    • Rambo October 19, 2015 at 4:06 pm -

      Great idea! Now if only I had some old pantyhose 🙂

  3. Robert Johnson December 16, 2015 at 7:26 pm -

    That is a good thought..thxs..

  4. jsuz7090 January 10, 2016 at 1:52 am -

    Thank so much for tips. My first grow has me stressed out but you guys make things a lot easier. Ty ☆☆☆☆☆

  5. Arrow April 19, 2016 at 7:36 am -

    How old, tall, or developed should my clones be before transplanting into a larger pot (out of the Solo cup starter)?

    • Rambo May 9, 2016 at 4:03 pm -

      Clones can be transplanted as soon as they are rooted.

  6. Sue DeFoor May 5, 2016 at 11:45 am -

    Hi, that is a good idea. This is my first time trying to grow plants. Out of 5 seeds I have only two that are growing quite well. Not fast at all. I planted the seeds with the tap root in those little peat pots , maybe two inches high and maybe a little less than 2 inches in diameter. One plant has just sprouted its 5th and 6th leaves, and the other is bigger and the 5th and 6th leaves have been out for maybe a week and half. I just don’t know if I have to fertilize and when to transplant them.

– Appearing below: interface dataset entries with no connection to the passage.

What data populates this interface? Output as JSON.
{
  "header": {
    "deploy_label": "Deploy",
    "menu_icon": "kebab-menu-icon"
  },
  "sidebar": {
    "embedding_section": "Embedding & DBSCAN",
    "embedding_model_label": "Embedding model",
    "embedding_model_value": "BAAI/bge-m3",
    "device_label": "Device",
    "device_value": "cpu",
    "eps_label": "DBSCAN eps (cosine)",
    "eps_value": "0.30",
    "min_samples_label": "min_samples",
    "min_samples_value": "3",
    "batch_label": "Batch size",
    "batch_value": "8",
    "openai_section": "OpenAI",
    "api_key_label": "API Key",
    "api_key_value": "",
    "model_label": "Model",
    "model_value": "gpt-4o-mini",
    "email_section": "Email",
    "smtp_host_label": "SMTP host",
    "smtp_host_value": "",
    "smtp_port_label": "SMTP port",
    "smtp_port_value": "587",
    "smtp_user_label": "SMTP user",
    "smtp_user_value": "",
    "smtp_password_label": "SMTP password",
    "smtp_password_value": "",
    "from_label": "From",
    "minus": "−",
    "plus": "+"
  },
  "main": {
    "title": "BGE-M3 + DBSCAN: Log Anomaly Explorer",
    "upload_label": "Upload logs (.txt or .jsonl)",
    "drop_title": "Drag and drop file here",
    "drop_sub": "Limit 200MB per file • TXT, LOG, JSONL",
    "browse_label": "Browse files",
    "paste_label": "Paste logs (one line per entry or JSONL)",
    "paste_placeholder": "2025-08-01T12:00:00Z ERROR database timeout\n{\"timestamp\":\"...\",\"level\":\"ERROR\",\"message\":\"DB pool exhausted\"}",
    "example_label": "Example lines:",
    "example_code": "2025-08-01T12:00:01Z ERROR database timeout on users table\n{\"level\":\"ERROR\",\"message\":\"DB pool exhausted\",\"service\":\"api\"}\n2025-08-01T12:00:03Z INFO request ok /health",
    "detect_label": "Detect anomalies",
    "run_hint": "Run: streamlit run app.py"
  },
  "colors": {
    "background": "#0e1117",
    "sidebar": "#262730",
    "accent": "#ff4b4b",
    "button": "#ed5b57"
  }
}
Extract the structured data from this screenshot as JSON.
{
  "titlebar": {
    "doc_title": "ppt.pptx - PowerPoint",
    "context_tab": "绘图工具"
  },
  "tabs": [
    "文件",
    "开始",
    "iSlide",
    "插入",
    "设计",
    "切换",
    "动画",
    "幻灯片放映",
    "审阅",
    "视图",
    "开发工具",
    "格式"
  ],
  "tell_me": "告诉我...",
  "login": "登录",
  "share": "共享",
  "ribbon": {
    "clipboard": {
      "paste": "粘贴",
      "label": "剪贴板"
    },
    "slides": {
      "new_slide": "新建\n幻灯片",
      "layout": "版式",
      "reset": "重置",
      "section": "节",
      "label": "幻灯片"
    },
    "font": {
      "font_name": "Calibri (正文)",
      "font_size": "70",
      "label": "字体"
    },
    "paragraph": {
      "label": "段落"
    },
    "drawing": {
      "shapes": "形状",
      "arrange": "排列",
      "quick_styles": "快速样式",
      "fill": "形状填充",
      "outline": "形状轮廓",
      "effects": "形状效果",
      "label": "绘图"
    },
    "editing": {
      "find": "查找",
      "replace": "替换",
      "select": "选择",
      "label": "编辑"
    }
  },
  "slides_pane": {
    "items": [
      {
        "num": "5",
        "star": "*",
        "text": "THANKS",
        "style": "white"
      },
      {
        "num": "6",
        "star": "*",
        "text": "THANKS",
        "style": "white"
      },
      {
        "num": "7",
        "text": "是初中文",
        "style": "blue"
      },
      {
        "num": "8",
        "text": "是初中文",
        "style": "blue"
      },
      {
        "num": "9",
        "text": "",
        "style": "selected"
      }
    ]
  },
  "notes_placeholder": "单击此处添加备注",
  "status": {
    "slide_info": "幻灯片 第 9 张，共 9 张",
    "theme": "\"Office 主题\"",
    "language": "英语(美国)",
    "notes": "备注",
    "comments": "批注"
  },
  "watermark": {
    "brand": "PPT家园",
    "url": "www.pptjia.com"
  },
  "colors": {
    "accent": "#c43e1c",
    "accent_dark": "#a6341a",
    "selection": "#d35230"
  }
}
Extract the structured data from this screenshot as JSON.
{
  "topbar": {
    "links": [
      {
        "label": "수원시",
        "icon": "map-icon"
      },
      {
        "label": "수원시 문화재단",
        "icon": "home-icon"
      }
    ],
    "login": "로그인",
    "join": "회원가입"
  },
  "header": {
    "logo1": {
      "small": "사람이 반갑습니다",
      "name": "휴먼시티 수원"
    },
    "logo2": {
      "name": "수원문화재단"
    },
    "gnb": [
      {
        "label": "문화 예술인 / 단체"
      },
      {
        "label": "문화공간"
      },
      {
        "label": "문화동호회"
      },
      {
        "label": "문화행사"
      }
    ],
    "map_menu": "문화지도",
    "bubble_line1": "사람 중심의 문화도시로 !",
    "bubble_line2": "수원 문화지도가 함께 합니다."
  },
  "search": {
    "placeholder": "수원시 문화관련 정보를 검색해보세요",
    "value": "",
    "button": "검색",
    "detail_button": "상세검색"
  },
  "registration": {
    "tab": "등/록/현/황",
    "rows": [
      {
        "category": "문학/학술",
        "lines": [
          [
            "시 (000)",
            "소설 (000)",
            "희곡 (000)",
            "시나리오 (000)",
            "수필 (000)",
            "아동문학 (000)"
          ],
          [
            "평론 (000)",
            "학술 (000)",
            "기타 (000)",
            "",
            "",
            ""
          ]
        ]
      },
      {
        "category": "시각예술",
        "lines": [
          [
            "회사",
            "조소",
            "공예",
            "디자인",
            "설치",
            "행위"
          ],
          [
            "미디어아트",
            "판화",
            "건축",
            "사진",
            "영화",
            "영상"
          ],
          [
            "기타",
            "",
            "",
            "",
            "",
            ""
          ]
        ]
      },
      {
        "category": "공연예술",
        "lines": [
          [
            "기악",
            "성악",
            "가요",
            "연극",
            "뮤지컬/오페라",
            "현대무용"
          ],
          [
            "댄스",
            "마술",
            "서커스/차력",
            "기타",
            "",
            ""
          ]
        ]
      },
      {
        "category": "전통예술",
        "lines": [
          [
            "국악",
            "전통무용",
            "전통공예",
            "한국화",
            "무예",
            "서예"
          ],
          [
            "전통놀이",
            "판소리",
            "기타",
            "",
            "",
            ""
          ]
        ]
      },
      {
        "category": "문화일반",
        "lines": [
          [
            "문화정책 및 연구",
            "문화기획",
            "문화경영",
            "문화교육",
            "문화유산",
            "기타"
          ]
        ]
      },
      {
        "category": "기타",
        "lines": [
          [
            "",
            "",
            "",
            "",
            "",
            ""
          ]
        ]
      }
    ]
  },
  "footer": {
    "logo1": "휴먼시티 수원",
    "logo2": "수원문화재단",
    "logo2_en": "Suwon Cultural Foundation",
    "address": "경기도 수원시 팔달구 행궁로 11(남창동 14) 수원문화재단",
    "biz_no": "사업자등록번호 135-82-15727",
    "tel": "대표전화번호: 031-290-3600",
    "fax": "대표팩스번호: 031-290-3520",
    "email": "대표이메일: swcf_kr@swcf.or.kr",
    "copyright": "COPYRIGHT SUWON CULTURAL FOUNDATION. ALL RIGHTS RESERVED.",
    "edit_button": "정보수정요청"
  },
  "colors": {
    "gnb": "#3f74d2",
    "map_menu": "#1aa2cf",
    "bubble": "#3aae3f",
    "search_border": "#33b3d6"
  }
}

I am growing them in a green house, and we are on Vancouver Island and it doesn’t ever get cold here, so it think they will be good. Just not sure what to do next or when to do it, fertilizer and what size to transplant into.
    Hope you can help. thanks


    • Rambo May 9, 2016 at 4:03 pm -

      Hi Sue,
      You can pretty much treat them as any other plant you’ve grown in the past. Peat pots usually don’t contain much nutrients of their own so if you do use fertilizer, use a very watered down formula. You can transplant as soon as the roots being to reach the edge of the current container.